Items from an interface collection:
==============================

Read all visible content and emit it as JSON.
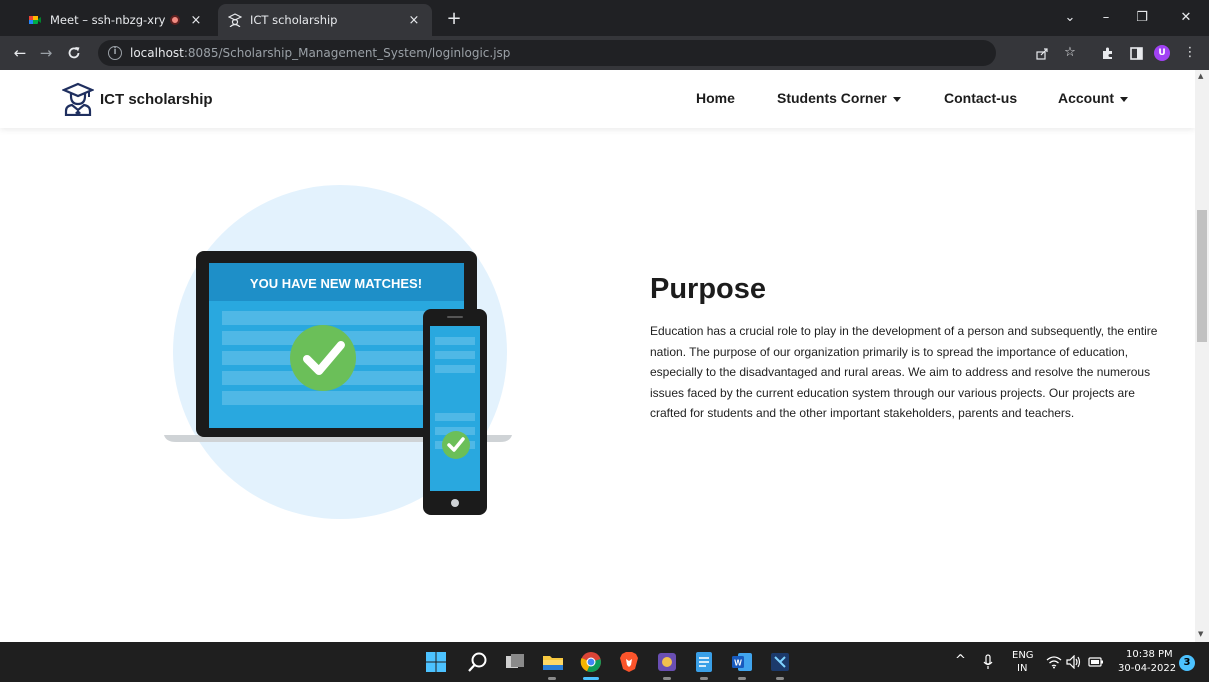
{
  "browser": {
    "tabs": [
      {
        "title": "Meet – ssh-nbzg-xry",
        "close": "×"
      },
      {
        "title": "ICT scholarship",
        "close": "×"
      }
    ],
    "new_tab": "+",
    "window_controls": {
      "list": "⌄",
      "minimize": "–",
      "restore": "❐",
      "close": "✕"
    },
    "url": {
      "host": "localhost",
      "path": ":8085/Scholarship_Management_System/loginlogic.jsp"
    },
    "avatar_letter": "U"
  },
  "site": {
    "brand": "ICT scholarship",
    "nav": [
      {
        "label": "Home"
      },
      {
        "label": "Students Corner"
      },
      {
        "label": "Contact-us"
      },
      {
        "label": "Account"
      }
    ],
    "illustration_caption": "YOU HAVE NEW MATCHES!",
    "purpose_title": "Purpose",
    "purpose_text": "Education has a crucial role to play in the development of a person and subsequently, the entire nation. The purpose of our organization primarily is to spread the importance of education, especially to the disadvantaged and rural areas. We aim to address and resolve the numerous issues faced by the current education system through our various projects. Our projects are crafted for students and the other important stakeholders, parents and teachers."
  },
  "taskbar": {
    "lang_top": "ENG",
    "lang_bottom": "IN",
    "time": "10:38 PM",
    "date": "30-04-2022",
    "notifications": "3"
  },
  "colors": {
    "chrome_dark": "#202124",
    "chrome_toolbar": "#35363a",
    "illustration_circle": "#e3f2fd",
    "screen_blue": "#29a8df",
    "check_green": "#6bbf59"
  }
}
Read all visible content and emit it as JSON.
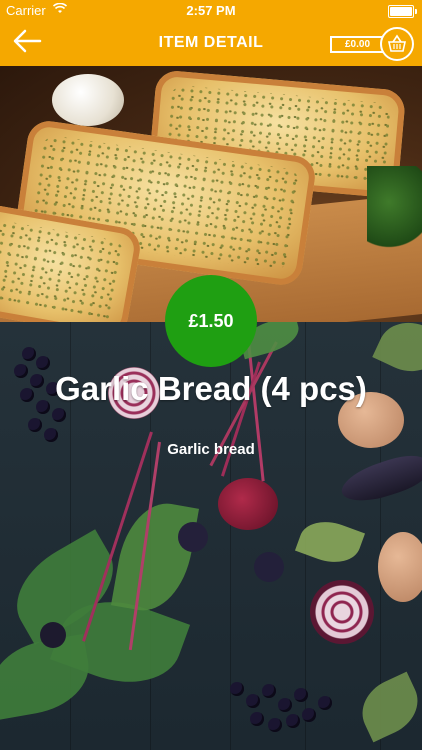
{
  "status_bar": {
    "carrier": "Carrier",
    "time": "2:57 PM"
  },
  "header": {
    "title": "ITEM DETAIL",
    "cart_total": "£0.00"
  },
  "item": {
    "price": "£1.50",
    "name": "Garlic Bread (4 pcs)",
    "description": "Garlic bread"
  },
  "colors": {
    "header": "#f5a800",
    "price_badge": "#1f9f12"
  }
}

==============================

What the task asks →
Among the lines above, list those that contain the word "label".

Expected answer →
        "label": "Home"
        "label": "Students Corner"
        "label": "Contact-us"
        "label": "Account"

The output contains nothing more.